What to work on: From the first line to the last, write out the listing exactly.

Source records:
*** Block opens ***

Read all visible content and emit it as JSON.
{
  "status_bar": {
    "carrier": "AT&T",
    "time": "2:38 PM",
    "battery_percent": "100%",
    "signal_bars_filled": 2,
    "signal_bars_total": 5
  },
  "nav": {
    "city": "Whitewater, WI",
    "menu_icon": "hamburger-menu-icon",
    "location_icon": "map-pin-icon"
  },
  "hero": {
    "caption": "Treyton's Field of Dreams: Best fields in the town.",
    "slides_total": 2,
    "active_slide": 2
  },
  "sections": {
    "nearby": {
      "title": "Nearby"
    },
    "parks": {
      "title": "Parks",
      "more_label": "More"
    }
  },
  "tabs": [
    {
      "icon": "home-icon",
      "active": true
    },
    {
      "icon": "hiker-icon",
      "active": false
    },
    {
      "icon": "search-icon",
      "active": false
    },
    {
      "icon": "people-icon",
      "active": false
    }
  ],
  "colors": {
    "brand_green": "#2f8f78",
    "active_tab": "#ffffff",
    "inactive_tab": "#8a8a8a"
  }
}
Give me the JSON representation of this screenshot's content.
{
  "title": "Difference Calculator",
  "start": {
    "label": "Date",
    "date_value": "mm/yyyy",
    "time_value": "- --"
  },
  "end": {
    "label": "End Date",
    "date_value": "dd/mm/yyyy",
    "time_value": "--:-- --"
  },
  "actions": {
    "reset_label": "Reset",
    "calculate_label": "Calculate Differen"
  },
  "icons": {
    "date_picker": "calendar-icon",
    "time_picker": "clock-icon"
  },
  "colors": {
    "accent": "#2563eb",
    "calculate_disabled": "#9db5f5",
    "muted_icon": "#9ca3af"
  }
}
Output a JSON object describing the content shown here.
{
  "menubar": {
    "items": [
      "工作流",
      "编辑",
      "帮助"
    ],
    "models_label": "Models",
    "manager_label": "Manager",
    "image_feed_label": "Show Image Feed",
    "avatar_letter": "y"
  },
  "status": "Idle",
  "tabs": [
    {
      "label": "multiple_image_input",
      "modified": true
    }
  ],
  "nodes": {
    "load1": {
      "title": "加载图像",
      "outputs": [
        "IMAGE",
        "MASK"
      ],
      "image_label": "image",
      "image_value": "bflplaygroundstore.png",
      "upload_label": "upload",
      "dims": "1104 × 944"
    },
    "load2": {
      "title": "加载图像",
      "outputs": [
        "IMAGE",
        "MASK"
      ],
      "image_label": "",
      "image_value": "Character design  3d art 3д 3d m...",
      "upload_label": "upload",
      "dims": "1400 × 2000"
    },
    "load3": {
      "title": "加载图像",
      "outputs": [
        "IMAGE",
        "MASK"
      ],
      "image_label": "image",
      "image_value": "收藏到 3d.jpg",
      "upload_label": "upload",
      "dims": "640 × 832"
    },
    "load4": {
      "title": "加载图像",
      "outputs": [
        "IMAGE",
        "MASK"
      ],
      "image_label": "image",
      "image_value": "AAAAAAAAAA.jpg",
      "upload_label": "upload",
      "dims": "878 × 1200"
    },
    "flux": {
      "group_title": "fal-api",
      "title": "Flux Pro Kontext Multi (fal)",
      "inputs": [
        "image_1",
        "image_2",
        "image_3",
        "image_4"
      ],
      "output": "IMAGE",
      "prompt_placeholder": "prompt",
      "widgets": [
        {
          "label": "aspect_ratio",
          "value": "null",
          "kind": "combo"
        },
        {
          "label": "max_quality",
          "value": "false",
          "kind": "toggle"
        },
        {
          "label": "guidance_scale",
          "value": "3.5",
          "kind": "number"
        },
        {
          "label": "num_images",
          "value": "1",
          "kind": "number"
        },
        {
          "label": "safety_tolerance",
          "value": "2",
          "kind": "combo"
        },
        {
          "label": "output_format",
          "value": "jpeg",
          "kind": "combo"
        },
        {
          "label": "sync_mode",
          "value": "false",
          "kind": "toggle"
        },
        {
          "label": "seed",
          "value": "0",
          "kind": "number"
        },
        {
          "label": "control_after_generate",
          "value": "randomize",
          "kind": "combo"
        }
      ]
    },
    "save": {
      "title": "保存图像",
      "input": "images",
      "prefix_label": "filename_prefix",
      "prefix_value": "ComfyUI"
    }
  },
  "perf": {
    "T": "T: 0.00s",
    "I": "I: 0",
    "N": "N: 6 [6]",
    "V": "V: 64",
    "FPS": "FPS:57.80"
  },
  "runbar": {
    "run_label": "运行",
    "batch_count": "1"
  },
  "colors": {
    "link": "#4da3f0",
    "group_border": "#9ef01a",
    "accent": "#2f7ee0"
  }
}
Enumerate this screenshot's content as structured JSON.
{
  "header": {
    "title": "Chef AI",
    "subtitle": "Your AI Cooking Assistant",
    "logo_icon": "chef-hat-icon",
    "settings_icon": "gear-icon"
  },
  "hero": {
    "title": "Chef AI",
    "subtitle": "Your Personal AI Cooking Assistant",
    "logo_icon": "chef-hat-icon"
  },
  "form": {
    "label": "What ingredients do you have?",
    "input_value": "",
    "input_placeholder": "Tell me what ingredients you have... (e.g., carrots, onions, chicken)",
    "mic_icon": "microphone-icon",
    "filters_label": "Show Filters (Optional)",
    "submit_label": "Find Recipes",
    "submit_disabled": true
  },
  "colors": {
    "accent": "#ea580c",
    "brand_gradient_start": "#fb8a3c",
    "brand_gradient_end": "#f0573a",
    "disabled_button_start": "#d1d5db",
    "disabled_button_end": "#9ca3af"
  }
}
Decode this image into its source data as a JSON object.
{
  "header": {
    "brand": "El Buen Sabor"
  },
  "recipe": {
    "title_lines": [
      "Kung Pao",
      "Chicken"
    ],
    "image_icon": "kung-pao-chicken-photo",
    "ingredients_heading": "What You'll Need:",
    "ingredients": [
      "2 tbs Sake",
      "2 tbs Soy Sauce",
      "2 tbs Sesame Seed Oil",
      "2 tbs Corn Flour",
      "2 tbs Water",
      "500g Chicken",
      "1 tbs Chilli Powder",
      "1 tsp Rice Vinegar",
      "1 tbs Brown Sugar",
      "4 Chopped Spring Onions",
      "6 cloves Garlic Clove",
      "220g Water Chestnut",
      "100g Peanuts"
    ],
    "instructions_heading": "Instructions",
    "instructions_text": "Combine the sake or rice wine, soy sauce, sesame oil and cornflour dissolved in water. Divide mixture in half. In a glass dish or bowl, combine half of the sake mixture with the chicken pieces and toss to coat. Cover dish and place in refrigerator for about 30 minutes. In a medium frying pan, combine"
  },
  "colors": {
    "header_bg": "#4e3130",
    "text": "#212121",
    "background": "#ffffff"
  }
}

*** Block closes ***

Result of the task:
Read all visible content and emit it as JSON.
{
  "status_bar": {
    "carrier": "AT&T",
    "time": "2:38 PM",
    "battery_percent": "100%",
    "signal_bars_filled": 2,
    "signal_bars_total": 5
  },
  "nav": {
    "city": "Whitewater, WI",
    "menu_icon": "hamburger-menu-icon",
    "location_icon": "map-pin-icon"
  },
  "hero": {
    "caption": "Treyton's Field of Dreams: Best fields in the town.",
    "slides_total": 2,
    "active_slide": 2
  },
  "sections": {
    "nearby": {
      "title": "Nearby"
    },
    "parks": {
      "title": "Parks",
      "more_label": "More"
    }
  },
  "tabs": [
    {
      "icon": "home-icon",
      "active": true
    },
    {
      "icon": "hiker-icon",
      "active": false
    },
    {
      "icon": "search-icon",
      "active": false
    },
    {
      "icon": "people-icon",
      "active": false
    }
  ],
  "colors": {
    "brand_green": "#2f8f78",
    "active_tab": "#ffffff",
    "inactive_tab": "#8a8a8a"
  }
}
Give me the JSON representation of this screenshot's content.
{
  "title": "Difference Calculator",
  "start": {
    "label": "Date",
    "date_value": "mm/yyyy",
    "time_value": "- --"
  },
  "end": {
    "label": "End Date",
    "date_value": "dd/mm/yyyy",
    "time_value": "--:-- --"
  },
  "actions": {
    "reset_label": "Reset",
    "calculate_label": "Calculate Differen"
  },
  "icons": {
    "date_picker": "calendar-icon",
    "time_picker": "clock-icon"
  },
  "colors": {
    "accent": "#2563eb",
    "calculate_disabled": "#9db5f5",
    "muted_icon": "#9ca3af"
  }
}
Output a JSON object describing the content shown here.
{
  "menubar": {
    "items": [
      "工作流",
      "编辑",
      "帮助"
    ],
    "models_label": "Models",
    "manager_label": "Manager",
    "image_feed_label": "Show Image Feed",
    "avatar_letter": "y"
  },
  "status": "Idle",
  "tabs": [
    {
      "label": "multiple_image_input",
      "modified": true
    }
  ],
  "nodes": {
    "load1": {
      "title": "加载图像",
      "outputs": [
        "IMAGE",
        "MASK"
      ],
      "image_label": "image",
      "image_value": "bflplaygroundstore.png",
      "upload_label": "upload",
      "dims": "1104 × 944"
    },
    "load2": {
      "title": "加载图像",
      "outputs": [
        "IMAGE",
        "MASK"
      ],
      "image_label": "",
      "image_value": "Character design  3d art 3д 3d m...",
      "upload_label": "upload",
      "dims": "1400 × 2000"
    },
    "load3": {
      "title": "加载图像",
      "outputs": [
        "IMAGE",
        "MASK"
      ],
      "image_label": "image",
      "image_value": "收藏到 3d.jpg",
      "upload_label": "upload",
      "dims": "640 × 832"
    },
    "load4": {
      "title": "加载图像",
      "outputs": [
        "IMAGE",
        "MASK"
      ],
      "image_label": "image",
      "image_value": "AAAAAAAAAA.jpg",
      "upload_label": "upload",
      "dims": "878 × 1200"
    },
    "flux": {
      "group_title": "fal-api",
      "title": "Flux Pro Kontext Multi (fal)",
      "inputs": [
        "image_1",
        "image_2",
        "image_3",
        "image_4"
      ],
      "output": "IMAGE",
      "prompt_placeholder": "prompt",
      "widgets": [
        {
          "label": "aspect_ratio",
          "value": "null",
          "kind": "combo"
        },
        {
          "label": "max_quality",
          "value": "false",
          "kind": "toggle"
        },
        {
          "label": "guidance_scale",
          "value": "3.5",
          "kind": "number"
        },
        {
          "label": "num_images",
          "value": "1",
          "kind": "number"
        },
        {
          "label": "safety_tolerance",
          "value": "2",
          "kind": "combo"
        },
        {
          "label": "output_format",
          "value": "jpeg",
          "kind": "combo"
        },
        {
          "label": "sync_mode",
          "value": "false",
          "kind": "toggle"
        },
        {
          "label": "seed",
          "value": "0",
          "kind": "number"
        },
        {
          "label": "control_after_generate",
          "value": "randomize",
          "kind": "combo"
        }
      ]
    },
    "save": {
      "title": "保存图像",
      "input": "images",
      "prefix_label": "filename_prefix",
      "prefix_value": "ComfyUI"
    }
  },
  "perf": {
    "T": "T: 0.00s",
    "I": "I: 0",
    "N": "N: 6 [6]",
    "V": "V: 64",
    "FPS": "FPS:57.80"
  },
  "runbar": {
    "run_label": "运行",
    "batch_count": "1"
  },
  "colors": {
    "link": "#4da3f0",
    "group_border": "#9ef01a",
    "accent": "#2f7ee0"
  }
}
Enumerate this screenshot's content as structured JSON.
{
  "header": {
    "title": "Chef AI",
    "subtitle": "Your AI Cooking Assistant",
    "logo_icon": "chef-hat-icon",
    "settings_icon": "gear-icon"
  },
  "hero": {
    "title": "Chef AI",
    "subtitle": "Your Personal AI Cooking Assistant",
    "logo_icon": "chef-hat-icon"
  },
  "form": {
    "label": "What ingredients do you have?",
    "input_value": "",
    "input_placeholder": "Tell me what ingredients you have... (e.g., carrots, onions, chicken)",
    "mic_icon": "microphone-icon",
    "filters_label": "Show Filters (Optional)",
    "submit_label": "Find Recipes",
    "submit_disabled": true
  },
  "colors": {
    "accent": "#ea580c",
    "brand_gradient_start": "#fb8a3c",
    "brand_gradient_end": "#f0573a",
    "disabled_button_start": "#d1d5db",
    "disabled_button_end": "#9ca3af"
  }
}
Decode this image into its source data as a JSON object.
{
  "header": {
    "brand": "El Buen Sabor"
  },
  "recipe": {
    "title_lines": [
      "Kung Pao",
      "Chicken"
    ],
    "image_icon": "kung-pao-chicken-photo",
    "ingredients_heading": "What You'll Need:",
    "ingredients": [
      "2 tbs Sake",
      "2 tbs Soy Sauce",
      "2 tbs Sesame Seed Oil",
      "2 tbs Corn Flour",
      "2 tbs Water",
      "500g Chicken",
      "1 tbs Chilli Powder",
      "1 tsp Rice Vinegar",
      "1 tbs Brown Sugar",
      "4 Chopped Spring Onions",
      "6 cloves Garlic Clove",
      "220g Water Chestnut",
      "100g Peanuts"
    ],
    "instructions_heading": "Instructions",
    "instructions_text": "Combine the sake or rice wine, soy sauce, sesame oil and cornflour dissolved in water. Divide mixture in half. In a glass dish or bowl, combine half of the sake mixture with the chicken pieces and toss to coat. Cover dish and place in refrigerator for about 30 minutes. In a medium frying pan, combine"
  },
  "colors": {
    "header_bg": "#4e3130",
    "text": "#212121",
    "background": "#ffffff"
  }
}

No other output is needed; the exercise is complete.